THE government leaders often come down heavily on the people in general for their apathy towards paying taxes. Though there is no excuse for dodging taxes by any citizen of a civilised nation, it is usually the people belonging to the low and middle income group who become the butt of criticism of the government leaders and the tax people as having the propensity to evade taxes. Conversely, it is always the people of limited means who are law abiding and the real taxpayers to the government's exchequer. The tax people show little sympathy to these sections of society when it comes to assessing their taxes.
There are innumerable instances that they have been chased, harassed and forced to pay disproportionate amount of taxes as well as penalties for little or no lapses on their part. The revenue collectors appear to be too active and uncompromising in the delivery of their duties towards the government in these cases. Regrettably, an opposite picture dominates the scene when it comes to the case of tax evasion by the rich. The tax collectors, more often than not, prove to be very lenient towards the very rich, many of whom are possessors of ill-gotten money, for reasons best known to the former. This is an open secret and it is not that the man in the street does not know why this discriminatory attitude prevails in the tax administration towards the common taxpayer vis-à-vis the rich ones.

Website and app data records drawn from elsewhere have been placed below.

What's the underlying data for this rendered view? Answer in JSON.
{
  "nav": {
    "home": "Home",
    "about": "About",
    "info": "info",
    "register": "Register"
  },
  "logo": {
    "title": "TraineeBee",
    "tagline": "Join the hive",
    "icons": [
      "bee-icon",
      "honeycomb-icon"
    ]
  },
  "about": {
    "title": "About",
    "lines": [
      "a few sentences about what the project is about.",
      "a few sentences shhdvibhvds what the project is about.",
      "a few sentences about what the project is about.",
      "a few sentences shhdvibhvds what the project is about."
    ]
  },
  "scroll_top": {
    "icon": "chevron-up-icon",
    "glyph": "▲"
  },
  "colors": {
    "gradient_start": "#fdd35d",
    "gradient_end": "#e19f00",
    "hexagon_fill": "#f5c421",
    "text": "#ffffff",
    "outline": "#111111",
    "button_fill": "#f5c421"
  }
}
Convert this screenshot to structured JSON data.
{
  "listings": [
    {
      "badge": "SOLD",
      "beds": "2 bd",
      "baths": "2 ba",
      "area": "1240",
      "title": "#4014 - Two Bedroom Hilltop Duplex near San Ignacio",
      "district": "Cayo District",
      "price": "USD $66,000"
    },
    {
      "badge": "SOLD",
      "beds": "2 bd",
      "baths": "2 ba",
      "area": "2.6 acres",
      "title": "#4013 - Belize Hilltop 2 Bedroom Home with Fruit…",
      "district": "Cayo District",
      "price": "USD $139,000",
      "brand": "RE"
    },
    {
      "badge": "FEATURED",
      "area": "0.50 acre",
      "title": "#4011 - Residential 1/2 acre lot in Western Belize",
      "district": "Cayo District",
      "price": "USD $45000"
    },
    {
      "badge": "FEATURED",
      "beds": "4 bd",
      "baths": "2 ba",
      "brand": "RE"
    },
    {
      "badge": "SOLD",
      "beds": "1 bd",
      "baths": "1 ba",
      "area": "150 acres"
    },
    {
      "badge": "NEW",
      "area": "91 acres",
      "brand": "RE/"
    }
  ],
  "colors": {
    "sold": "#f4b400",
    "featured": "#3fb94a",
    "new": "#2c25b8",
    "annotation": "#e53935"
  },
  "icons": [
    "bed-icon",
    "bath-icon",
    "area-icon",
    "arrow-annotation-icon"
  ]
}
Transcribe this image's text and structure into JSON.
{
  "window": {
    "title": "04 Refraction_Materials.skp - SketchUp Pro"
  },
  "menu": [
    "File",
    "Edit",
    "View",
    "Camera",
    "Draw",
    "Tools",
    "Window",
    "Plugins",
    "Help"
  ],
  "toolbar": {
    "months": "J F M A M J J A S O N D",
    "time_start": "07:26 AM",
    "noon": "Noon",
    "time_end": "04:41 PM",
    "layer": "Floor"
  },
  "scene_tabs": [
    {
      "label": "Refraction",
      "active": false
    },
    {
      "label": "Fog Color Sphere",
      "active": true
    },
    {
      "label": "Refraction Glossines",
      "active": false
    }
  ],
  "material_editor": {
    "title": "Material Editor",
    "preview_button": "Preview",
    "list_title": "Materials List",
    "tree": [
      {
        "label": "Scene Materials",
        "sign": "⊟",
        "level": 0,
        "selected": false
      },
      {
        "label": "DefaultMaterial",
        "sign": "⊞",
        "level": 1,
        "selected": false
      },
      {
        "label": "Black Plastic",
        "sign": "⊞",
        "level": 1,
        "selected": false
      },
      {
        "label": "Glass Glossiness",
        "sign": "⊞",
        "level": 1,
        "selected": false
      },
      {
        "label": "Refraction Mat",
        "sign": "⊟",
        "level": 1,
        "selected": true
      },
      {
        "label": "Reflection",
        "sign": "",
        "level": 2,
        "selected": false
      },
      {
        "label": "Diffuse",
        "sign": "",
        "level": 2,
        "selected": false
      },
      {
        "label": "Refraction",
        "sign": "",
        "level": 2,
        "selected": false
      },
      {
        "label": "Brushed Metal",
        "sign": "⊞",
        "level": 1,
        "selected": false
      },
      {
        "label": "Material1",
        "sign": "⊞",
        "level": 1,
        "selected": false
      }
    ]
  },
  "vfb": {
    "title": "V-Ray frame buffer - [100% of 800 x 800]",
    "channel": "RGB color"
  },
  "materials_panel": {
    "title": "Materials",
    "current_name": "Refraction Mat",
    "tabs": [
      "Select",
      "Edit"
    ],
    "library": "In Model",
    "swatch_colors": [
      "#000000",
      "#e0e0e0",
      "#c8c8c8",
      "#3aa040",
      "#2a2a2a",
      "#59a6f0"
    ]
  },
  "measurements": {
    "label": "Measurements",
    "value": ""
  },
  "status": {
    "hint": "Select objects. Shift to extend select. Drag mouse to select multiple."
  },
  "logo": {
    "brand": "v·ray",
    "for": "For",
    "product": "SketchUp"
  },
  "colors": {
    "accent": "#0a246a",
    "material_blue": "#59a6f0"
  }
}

But one cannot also hold the taxmen responsible only for this attitude. In fact, the government and many of its laws are themselves rather soft towards the very wealthy, a large number of whom have been found to be the worst tax evaders in society. Apart from the various legal loopholes through which the big fishes evade the tax net, there are various types of provisions made by the government itself with the hope that the owners of the untaxed wealth may invest their money in productive enterprises. Though there is no correct statistics on how many possessors of unearned wealth have already invested their money for such good causes using these provisions, various quarters are having a field day by taking advantage of this legal provision. Reports have it that during the last two months only the holders of black money have whitened a huge amount of wealth valued at Tk 500 million. Oddly though, a large number of these people holding black money have Tax Identification Numbers (TINs) which they use to slip through the tax net cast by the National Board of Revenue (NBR). As you would expect, the owners of black money so blessed with TINs have not given a damn about submitting their income tax returns by the 31st October last as instructed by the NBR. The upshot of it all is that the government is being deprived of a large amount of revenue in the process. Should one then blame these tax evaders thus using the legal loopholes to go scot free at the expense of the government's generosity towards the owners of illegal money?
Experts and professionals on tax laws cannot also be blamed if they help such holders of unearned money to get away with a token payment in the form of tax against the wealth they have been amassing through crime, smuggling and all other forms of illegal means. Of late, the practice of whitening black money, thanks to the generous legal provisions, is so rampant that it causes to raise few eyebrows. During about these three decades and a half of our existence as an independent nation, such generous provision was extended on six occasions to the holders of black money with the result that so far an amount of Tk. 36.95 billion has been whitened. But compared to the size of the black money the amount whitened during that period was very insignificant. However, it is still a matter of wild guess if that amount, too, had gone to develop the economy.